In the meantime, African-American and white gays and lesbians had started to work in different political directions. The Chicago Gay Liberation movement had gained cultural exposure despite ongoing tensions between Blacks and whites. A Black Caucus, which later became The Third World Gay Revolution, formed within the Chicago Gay Liberation to address the specific concerns of African-American lesbians and gay men.
Black Queer Activists Join Initial Fight Against HIV Epidemic
Chicago’s Black queer activists were also involved in the fight against HIV and AIDS early in the epidemic. Upon the Chicago Black Gay Christian Conference, David Wright, president of the Chicago Chapter of the National Coalition for Black Gays, began offering HTLV (the first name given to HIV) education and prevention to Chicago's African-American gay community.

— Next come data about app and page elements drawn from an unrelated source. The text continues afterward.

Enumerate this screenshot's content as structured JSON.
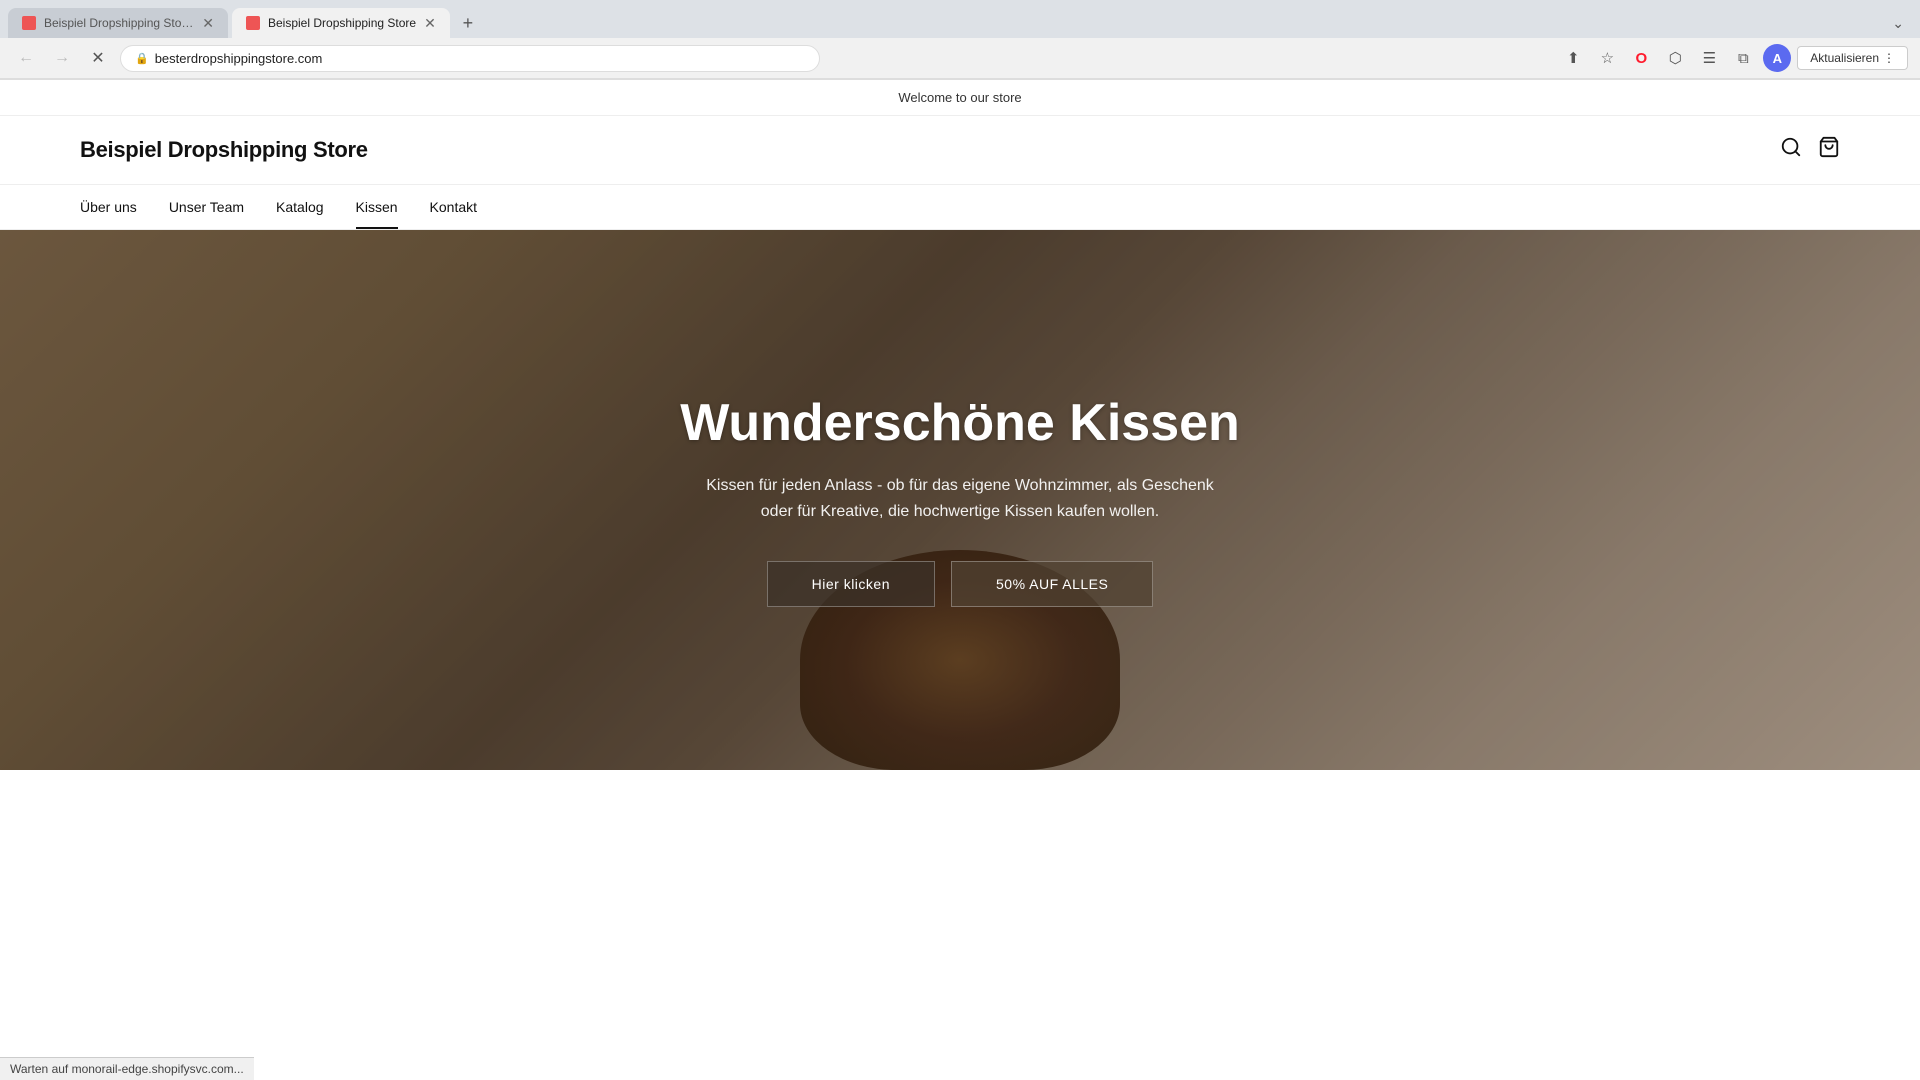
{
  "browser": {
    "tabs": [
      {
        "id": "tab1",
        "title": "Beispiel Dropshipping Store · ...",
        "active": false,
        "favicon_color": "#e88"
      },
      {
        "id": "tab2",
        "title": "Beispiel Dropshipping Store",
        "active": true,
        "favicon_color": "#e88"
      }
    ],
    "new_tab_label": "+",
    "tab_bar_chevron": "⌄",
    "url": "besterdropshippingstore.com",
    "back_btn": "←",
    "forward_btn": "→",
    "reload_btn": "✕",
    "share_icon": "⬆",
    "bookmark_icon": "☆",
    "opera_icon": "O",
    "extensions_icon": "⬡",
    "sidebar_icon": "☰",
    "split_icon": "⧉",
    "profile_initial": "A",
    "update_btn_label": "Aktualisieren",
    "update_btn_more": "⋮"
  },
  "store": {
    "announcement": "Welcome to our store",
    "logo": "Beispiel Dropshipping Store",
    "nav": [
      {
        "label": "Über uns",
        "active": false
      },
      {
        "label": "Unser Team",
        "active": false
      },
      {
        "label": "Katalog",
        "active": false
      },
      {
        "label": "Kissen",
        "active": true
      },
      {
        "label": "Kontakt",
        "active": false
      }
    ],
    "hero": {
      "title": "Wunderschöne Kissen",
      "subtitle": "Kissen für jeden Anlass - ob für das eigene Wohnzimmer, als Geschenk oder für Kreative, die hochwertige Kissen kaufen wollen.",
      "btn_primary": "Hier klicken",
      "btn_secondary": "50% AUF ALLES"
    }
  },
  "status_bar": {
    "text": "Warten auf monorail-edge.shopifysvc.com..."
  }
}
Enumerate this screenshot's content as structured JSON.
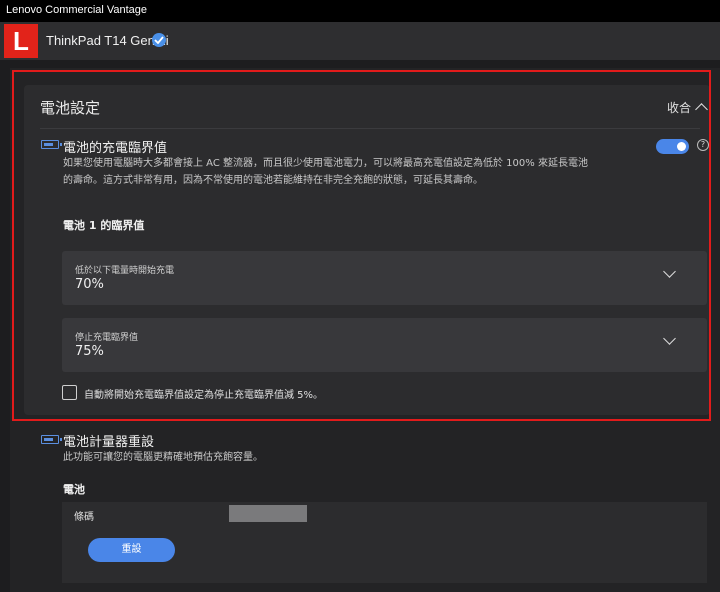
{
  "app": {
    "window_title": "Lenovo Commercial Vantage",
    "logo_letter": "L"
  },
  "device": {
    "name": "ThinkPad T14 Gen 2i"
  },
  "battery_settings": {
    "title": "電池設定",
    "collapse_label": "收合",
    "charge_threshold": {
      "title": "電池的充電臨界值",
      "description_line1": "如果您使用電腦時大多都會接上 AC 整流器，而且很少使用電池電力，可以將最高充電值設定為低於 100% 來延長電池",
      "description_line2": "的壽命。這方式非常有用，因為不常使用的電池若能維持在非完全充飽的狀態，可延長其壽命。",
      "enabled": true,
      "help_symbol": "?",
      "battery1_title": "電池 1 的臨界值",
      "start_label": "低於以下電量時開始充電",
      "start_value": "70%",
      "stop_label": "停止充電臨界值",
      "stop_value": "75%",
      "auto_label": "自動將開始充電臨界值設定為停止充電臨界值減 5%。",
      "auto_checked": false
    }
  },
  "gauge_reset": {
    "title": "電池計量器重設",
    "description": "此功能可讓您的電腦更精確地預估充飽容量。",
    "battery_label": "電池",
    "serial_label": "條碼",
    "reset_label": "重設"
  }
}
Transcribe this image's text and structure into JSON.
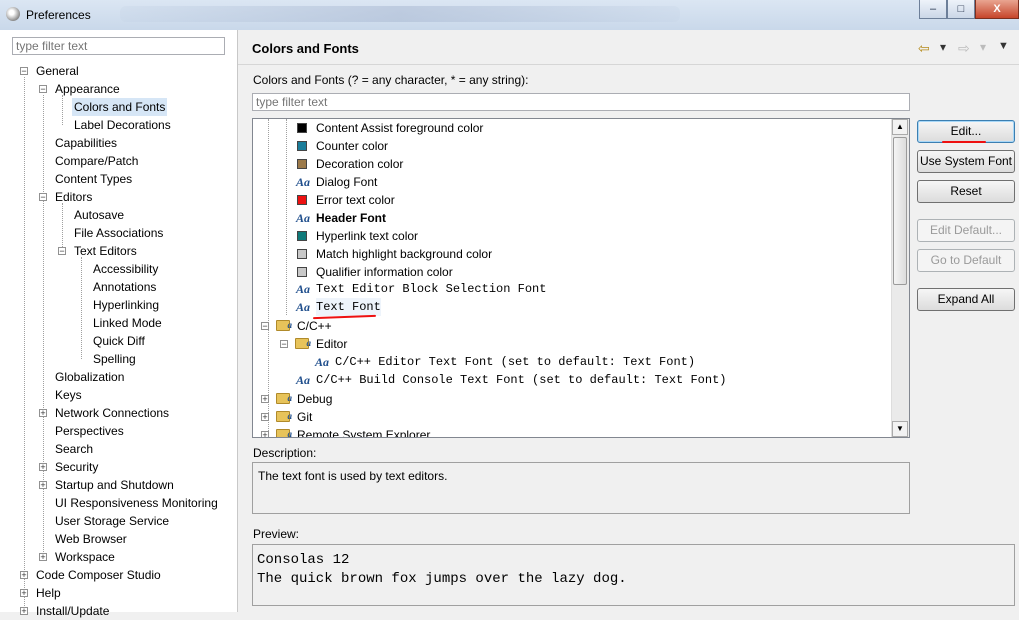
{
  "window": {
    "title": "Preferences",
    "controls": {
      "minimize": "–",
      "maximize": "□",
      "close": "X"
    }
  },
  "left_panel": {
    "filter_placeholder": "type filter text",
    "tree": [
      {
        "label": "General",
        "expander": "−"
      },
      {
        "label": "Appearance",
        "expander": "−"
      },
      {
        "label": "Colors and Fonts",
        "selected": true
      },
      {
        "label": "Label Decorations"
      },
      {
        "label": "Capabilities"
      },
      {
        "label": "Compare/Patch"
      },
      {
        "label": "Content Types"
      },
      {
        "label": "Editors",
        "expander": "−"
      },
      {
        "label": "Autosave"
      },
      {
        "label": "File Associations"
      },
      {
        "label": "Text Editors",
        "expander": "−"
      },
      {
        "label": "Accessibility"
      },
      {
        "label": "Annotations"
      },
      {
        "label": "Hyperlinking"
      },
      {
        "label": "Linked Mode"
      },
      {
        "label": "Quick Diff"
      },
      {
        "label": "Spelling"
      },
      {
        "label": "Globalization"
      },
      {
        "label": "Keys"
      },
      {
        "label": "Network Connections",
        "expander": "+"
      },
      {
        "label": "Perspectives"
      },
      {
        "label": "Search"
      },
      {
        "label": "Security",
        "expander": "+"
      },
      {
        "label": "Startup and Shutdown",
        "expander": "+"
      },
      {
        "label": "UI Responsiveness Monitoring"
      },
      {
        "label": "User Storage Service"
      },
      {
        "label": "Web Browser"
      },
      {
        "label": "Workspace",
        "expander": "+"
      },
      {
        "label": "Code Composer Studio",
        "expander": "+"
      },
      {
        "label": "Help",
        "expander": "+"
      },
      {
        "label": "Install/Update",
        "expander": "+"
      }
    ]
  },
  "main": {
    "page_title": "Colors and Fonts",
    "nav": {
      "back": "⇦",
      "back_menu": "▾",
      "forward": "⇨",
      "forward_menu": "▾",
      "view_menu": "▼"
    },
    "list_label": "Colors and Fonts (? = any character, * = any string):",
    "filter_placeholder": "type filter text",
    "items": [
      {
        "label": "Content Assist foreground color",
        "kind": "color",
        "color": "#000000"
      },
      {
        "label": "Counter color",
        "kind": "color",
        "color": "#1a7d9a"
      },
      {
        "label": "Decoration color",
        "kind": "color",
        "color": "#9c7a4a"
      },
      {
        "label": "Dialog Font",
        "kind": "font",
        "icon": "Aa"
      },
      {
        "label": "Error text color",
        "kind": "color",
        "color": "#ee1111"
      },
      {
        "label": "Header Font",
        "kind": "font",
        "icon": "Aa",
        "bold": true
      },
      {
        "label": "Hyperlink text color",
        "kind": "color",
        "color": "#0f7a7a"
      },
      {
        "label": "Match highlight background color",
        "kind": "color",
        "color": "#c8c8c8"
      },
      {
        "label": "Qualifier information color",
        "kind": "color",
        "color": "#c8c8c8"
      },
      {
        "label": "Text Editor Block Selection Font",
        "kind": "font",
        "icon": "Aa",
        "mono": true
      },
      {
        "label": "Text Font",
        "kind": "font",
        "icon": "Aa",
        "mono": true,
        "selected": true
      },
      {
        "label": "C/C++",
        "kind": "folder",
        "expander": "−"
      },
      {
        "label": "Editor",
        "kind": "folder",
        "expander": "−"
      },
      {
        "label": "C/C++ Editor Text Font (set to default: Text Font)",
        "kind": "font",
        "icon": "Aa",
        "mono": true
      },
      {
        "label": "C/C++ Build Console Text Font (set to default: Text Font)",
        "kind": "font",
        "icon": "Aa",
        "mono": true
      },
      {
        "label": "Debug",
        "kind": "folder",
        "expander": "+"
      },
      {
        "label": "Git",
        "kind": "folder",
        "expander": "+"
      },
      {
        "label": "Remote System Explorer",
        "kind": "folder",
        "expander": "+"
      }
    ],
    "scroll": {
      "up": "▲",
      "down": "▼"
    },
    "buttons": {
      "edit": "Edit...",
      "use_system_font": "Use System Font",
      "reset": "Reset",
      "edit_default": "Edit Default...",
      "go_to_default": "Go to Default",
      "expand_all": "Expand All"
    },
    "description_label": "Description:",
    "description_text": "The text font is used by text editors.",
    "preview_label": "Preview:",
    "preview_line1": "Consolas 12",
    "preview_line2": "The quick brown fox jumps over the lazy dog.",
    "annotation_color": "#ee1111"
  }
}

A small but strong grassroots support and activist system provided safe spaces available for people living with HIV and AIDS to disclose their sexuality and status. In September 1983, the African-American radio network WVON broadcasted a five-part series on AIDS.
Still, the disease was silenced in the more mainstream media. The passing of several artists who were fixtures in the local African-American gay community in the early eighties amplified this silent accommodation. While many Gay South Siders knew choreographer Joseph Holmes or disco singer Keith Barrow had died due to complications of AIDS, their status was not discussed publicly at the time of their deaths.
The AIDS epidemic strengthened the sense of a fragmented community. The story of the Kupona Network group, an AIDS organization that worked with Black institutions such as churches or schools in order to prevent new HIV transmissions, is telling. In 1986, the Kupona Network divided into two factions, one merging with larger North Side white-dominated organizations and another one remaining on the South Side, to help African Americans living with the virus. A member of the South Side division declared in the gay newspaper the Windy City Times that “larger gay agencies [would] never reach the Black community because Blacks [were] not a functioning part of these organizations and agencies and because most [were] located on the North Side, away from the majority of the Black, community.”
Ultimately, the Civil Rights movement, the Gay Liberation Movement and the AIDS epidemic were major events that fueled the segmentation of Chicago’s Black queer cultures and led to an increase visibility of the culture's diversity. Many Black queers evolved beyond the urban boundaries of their home cultures. Some aligned with larger North-Side organizations. Others remained on the South Side of Chicago. Many evolved between the two, and beyond, rendering the community’s diversity in class, gender identities, and sexual preferences even more perceptible. So, when you think of Bronzeville now, remember its queer history and evolution.
Tristan Cabello received his PhD in History from Northwestern University and is currently Associate Director of the Master of Liberal Arts at Johns Hopkins University. To learn more about the history of Chicago’s South Side gays and lesbians and see a bibliography, visit Tristan’s digital exhibit.